At this point your site should be live on the web and shareable - congrats!

# 6. Optional customization

While the above steps are all that’s needed to publish a Story Synth app, there plenty more customization that you can do.

# Custom title and info

The homepage of your app lives in the GameLauncher.vue file. If you want to add a custom title or other custom info (game length, player count, etc), this is the best place to add it.

# Custom style

Each Vue file (e.g. App.vue, RoomPicker.vue, Monster.vue) has its own style section at the bottom of the file. Custom CSS on App.vue will appear on all pages but if you only want to affect one page, then add it to just that page in the <style scoped> section.

# Pre-rendering pages

You can pre-render pages, which allows you to have custom unfurls for social media – that's the little preview image and text.

Make sure you:

  • add the page's path to vue.config.js
  • add the custom metadata to that page (inluding the og- and twitter tags)
  • fire the code document.dispatchEvent(new Event("x-app-rendered")) after the page content is loaded. This might be in the mounted function or after data is imported from the Google Sheet.

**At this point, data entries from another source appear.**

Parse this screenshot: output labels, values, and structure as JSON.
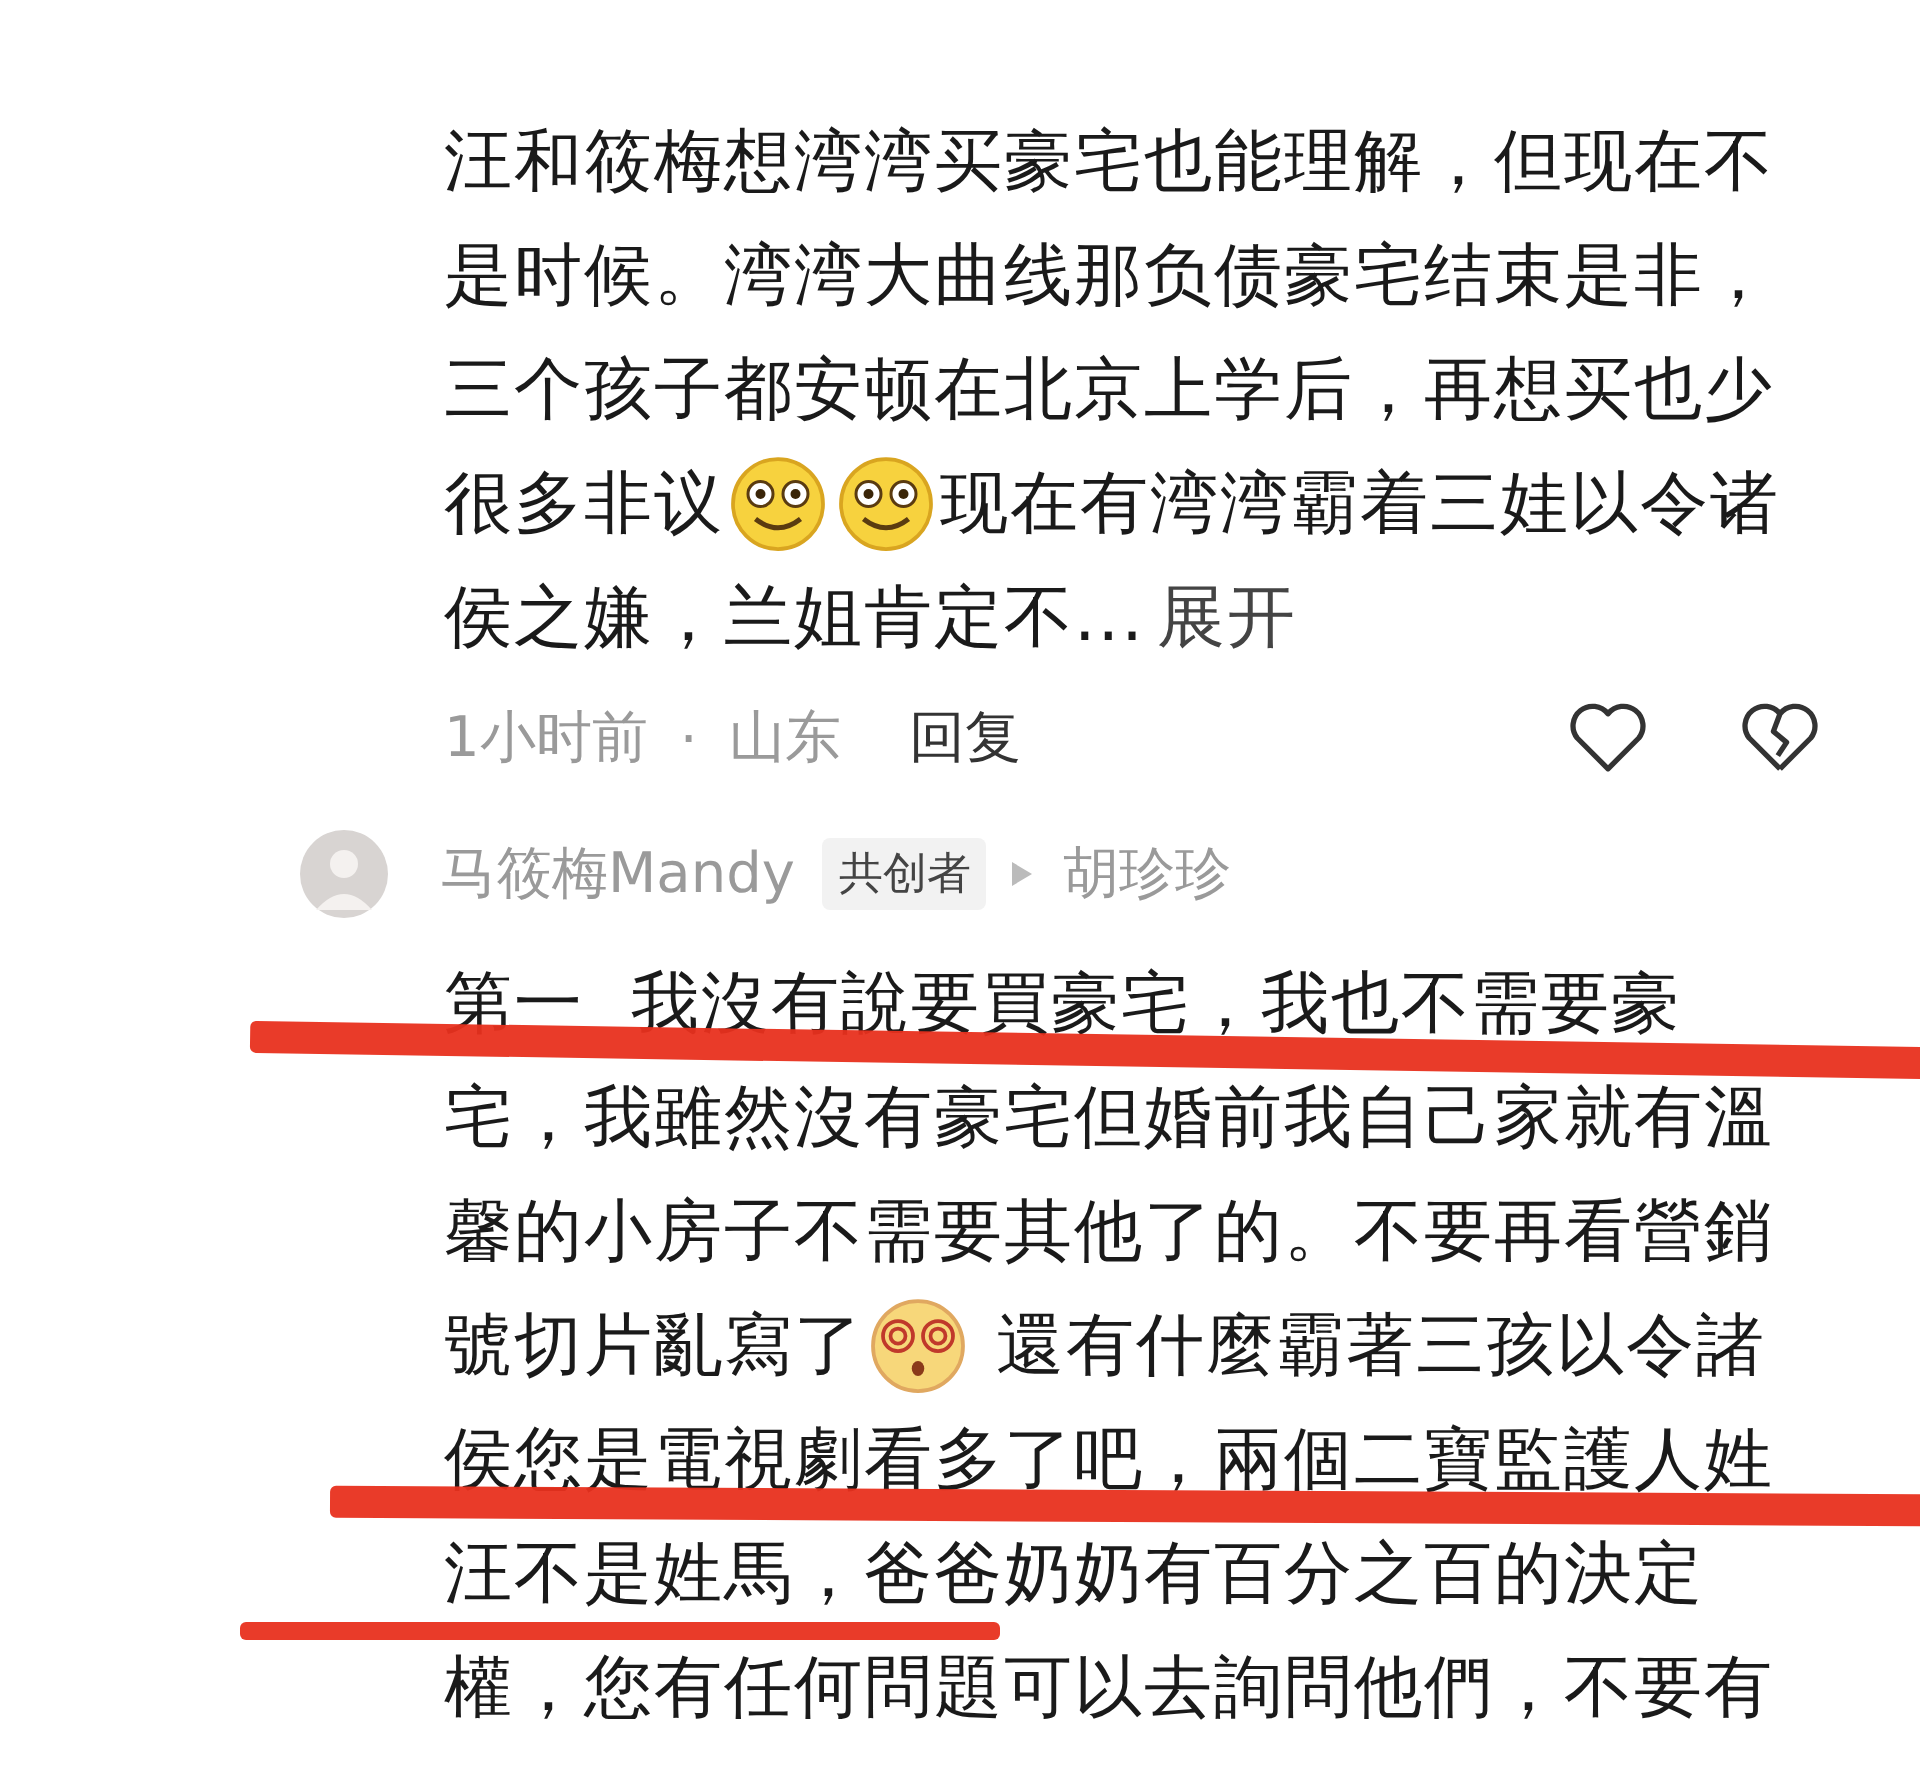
{
  "comment": {
    "lines": [
      [
        {
          "kind": "text",
          "text": "汪和筱梅想湾湾买豪宅也能理解，但现在不"
        }
      ],
      [
        {
          "kind": "text",
          "text": "是时候。湾湾大曲线那负债豪宅结束是非，"
        }
      ],
      [
        {
          "kind": "text",
          "text": "三个孩子都安顿在北京上学后，再想买也少"
        }
      ],
      [
        {
          "kind": "text",
          "text": "很多非议"
        },
        {
          "kind": "emoji_smile"
        },
        {
          "kind": "emoji_smile"
        },
        {
          "kind": "text",
          "text": "现在有湾湾霸着三娃以令诸"
        }
      ],
      [
        {
          "kind": "text",
          "text": "侯之嫌，兰姐肯定不..."
        },
        {
          "kind": "link",
          "text": "展开"
        }
      ]
    ],
    "time": "1小时前",
    "separator": "·",
    "location": "山东",
    "reply": "回复"
  },
  "reply": {
    "author": "马筱梅Mandy",
    "badge": "共创者",
    "reply_to": "胡珍珍",
    "lines": [
      [
        {
          "kind": "text",
          "text": "第一  我沒有說要買豪宅，我也不需要豪"
        }
      ],
      [
        {
          "kind": "text",
          "text": "宅，我雖然沒有豪宅但婚前我自己家就有溫"
        }
      ],
      [
        {
          "kind": "text",
          "text": "馨的小房子不需要其他了的。不要再看營銷"
        }
      ],
      [
        {
          "kind": "text",
          "text": "號切片亂寫了"
        },
        {
          "kind": "emoji_dizzy"
        },
        {
          "kind": "text",
          "text": " 還有什麼霸著三孩以令諸"
        }
      ],
      [
        {
          "kind": "text",
          "text": "侯您是電視劇看多了吧，兩個二寶監護人姓"
        }
      ],
      [
        {
          "kind": "text",
          "text": "汪不是姓馬，爸爸奶奶有百分之百的決定"
        }
      ],
      [
        {
          "kind": "text",
          "text": "權，您有任何問題可以去詢問他們，不要有"
        }
      ]
    ]
  }
}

# Custom Game URLs

You may want your session links to have a cleaner URL (e.g. not including the long Google Sheet ID). If so, you can use the customGameLauncher, and customGameSessionManager files.

Use the existing games (e.g. Around the Realm) as an example of what you'd need for your games. You'll end up with a url for a custom game launcher that's something like: storysynth.org/Games/Around-The-Realm

# Hardcode game content

When you’re done iterating on your games content, you can hardcode it directly into the app. This lets you skip the Axios API call to Google Sheets which should speed up app performance and improve reliability.

To hardcode your game content follow, these steps:

  1. Download your Google Sheet as a CSV: File > Download > Comma-separated values
  2. Convert the .csv file to JSON via Convert CSV (opens new window)
  3. Remove Axios API call in fetchAndCleanSheetData()
  4. In fetchAndCleanSheetData(), set this.gSheet equal to the JSON object from Convert CSV

# Next steps

If you’ve followed these instructions, you now have a live version of your game that anyone can play.

If you want to add additional mechanics that aren’t supported in one of the templates, check out How to Extend Story Synth.